Move likely to be announced in the annual budget next month
India is considering giving tax breaks on final withdrawals from its $15 billion national pension fund as Prime Minister Narendra Modi looks to boost savings from a decade low.
The move would impact more than 10 million Indians covered by the National Pension System, which includes certain government workers and private employees. The administration is also considering extending by a year subsidies on premiums under a pension plan for unorganized workers, said two officials familiar with the matter, asking not to be identified as the discussions are private.
Modi is pushing to provide a safety net for more than 90 percent of Indians employed in occupations such as weaving, farming and pickling who don’t receive a regular wage. Making the national pension withdrawals tax-free would make them as lucrative as retirement programs, such as provident funds, that are offered to salaried employees.
Promising higher returns could also boost the fund’s 1 trillion rupee size, offering Modi more cash to spend on projects like roads, bridges and ports that need longer term financial backing.
The government will probably announce the move when it presents its annual budget next month, the officials said. Finance Ministry spokesman D.S. Malik declined to comment.
India’s savings rate was 30.6 percent of gross domestic product at the end of March 2014, compared with the 35 percent HSBC Holdings Plc said is needed to fulfill the nation’s economic potential. China has a 50 percent rate and most big Asian economies have kept it above 30 percent for decades, World Bank data show.

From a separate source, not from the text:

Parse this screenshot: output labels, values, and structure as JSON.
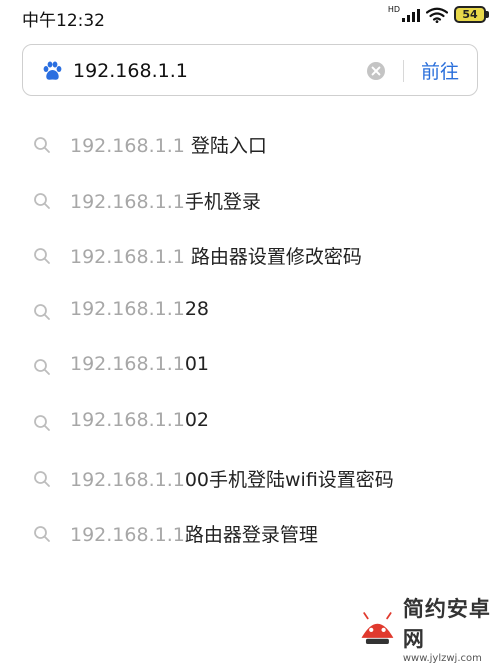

Pension funds offer a good opportunity to boost the rate, given that 90 percent of Indians are below the retirement age of 59. The total size of retirement funds under management in India is set to climb more than five-fold to 83.4 trillion rupees by 2025, Ernst & Young LLP estimated in 2013.